Task requirements:
Each entry that follows must be output without any deviation.

*** Opening of Data provided ***

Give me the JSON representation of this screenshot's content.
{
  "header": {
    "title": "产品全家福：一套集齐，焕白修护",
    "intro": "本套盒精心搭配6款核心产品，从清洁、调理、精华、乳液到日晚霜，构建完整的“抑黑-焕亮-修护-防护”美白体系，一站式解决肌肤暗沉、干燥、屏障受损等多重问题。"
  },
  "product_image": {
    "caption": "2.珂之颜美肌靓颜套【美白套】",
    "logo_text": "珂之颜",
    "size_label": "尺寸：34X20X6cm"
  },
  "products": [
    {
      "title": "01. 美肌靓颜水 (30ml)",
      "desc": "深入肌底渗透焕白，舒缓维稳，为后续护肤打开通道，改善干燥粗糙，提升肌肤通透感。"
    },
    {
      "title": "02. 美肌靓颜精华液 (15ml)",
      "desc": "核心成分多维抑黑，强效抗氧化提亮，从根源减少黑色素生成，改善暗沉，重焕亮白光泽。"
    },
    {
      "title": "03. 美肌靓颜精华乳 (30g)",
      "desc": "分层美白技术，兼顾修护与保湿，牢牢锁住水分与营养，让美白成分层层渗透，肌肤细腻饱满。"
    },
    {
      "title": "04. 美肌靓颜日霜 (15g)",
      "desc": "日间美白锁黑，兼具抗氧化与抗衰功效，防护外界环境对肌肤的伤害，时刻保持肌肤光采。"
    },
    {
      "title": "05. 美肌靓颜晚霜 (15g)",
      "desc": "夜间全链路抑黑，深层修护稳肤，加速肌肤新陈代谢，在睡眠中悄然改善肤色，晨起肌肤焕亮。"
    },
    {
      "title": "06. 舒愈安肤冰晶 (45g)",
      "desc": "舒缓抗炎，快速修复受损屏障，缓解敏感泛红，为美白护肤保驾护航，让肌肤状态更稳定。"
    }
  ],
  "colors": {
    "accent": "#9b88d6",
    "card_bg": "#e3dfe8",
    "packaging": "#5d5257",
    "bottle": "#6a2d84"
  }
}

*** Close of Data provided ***

Written response:
Give me the JSON representation of this screenshot's content.
{
  "header": {
    "title": "产品全家福：一套集齐，焕白修护",
    "intro": "本套盒精心搭配6款核心产品，从清洁、调理、精华、乳液到日晚霜，构建完整的“抑黑-焕亮-修护-防护”美白体系，一站式解决肌肤暗沉、干燥、屏障受损等多重问题。"
  },
  "product_image": {
    "caption": "2.珂之颜美肌靓颜套【美白套】",
    "logo_text": "珂之颜",
    "size_label": "尺寸：34X20X6cm"
  },
  "products": [
    {
      "title": "01. 美肌靓颜水 (30ml)",
      "desc": "深入肌底渗透焕白，舒缓维稳，为后续护肤打开通道，改善干燥粗糙，提升肌肤通透感。"
    },
    {
      "title": "02. 美肌靓颜精华液 (15ml)",
      "desc": "核心成分多维抑黑，强效抗氧化提亮，从根源减少黑色素生成，改善暗沉，重焕亮白光泽。"
    },
    {
      "title": "03. 美肌靓颜精华乳 (30g)",
      "desc": "分层美白技术，兼顾修护与保湿，牢牢锁住水分与营养，让美白成分层层渗透，肌肤细腻饱满。"
    },
    {
      "title": "04. 美肌靓颜日霜 (15g)",
      "desc": "日间美白锁黑，兼具抗氧化与抗衰功效，防护外界环境对肌肤的伤害，时刻保持肌肤光采。"
    },
    {
      "title": "05. 美肌靓颜晚霜 (15g)",
      "desc": "夜间全链路抑黑，深层修护稳肤，加速肌肤新陈代谢，在睡眠中悄然改善肤色，晨起肌肤焕亮。"
    },
    {
      "title": "06. 舒愈安肤冰晶 (45g)",
      "desc": "舒缓抗炎，快速修复受损屏障，缓解敏感泛红，为美白护肤保驾护航，让肌肤状态更稳定。"
    }
  ],
  "colors": {
    "accent": "#9b88d6",
    "card_bg": "#e3dfe8",
    "packaging": "#5d5257",
    "bottle": "#6a2d84"
  }
}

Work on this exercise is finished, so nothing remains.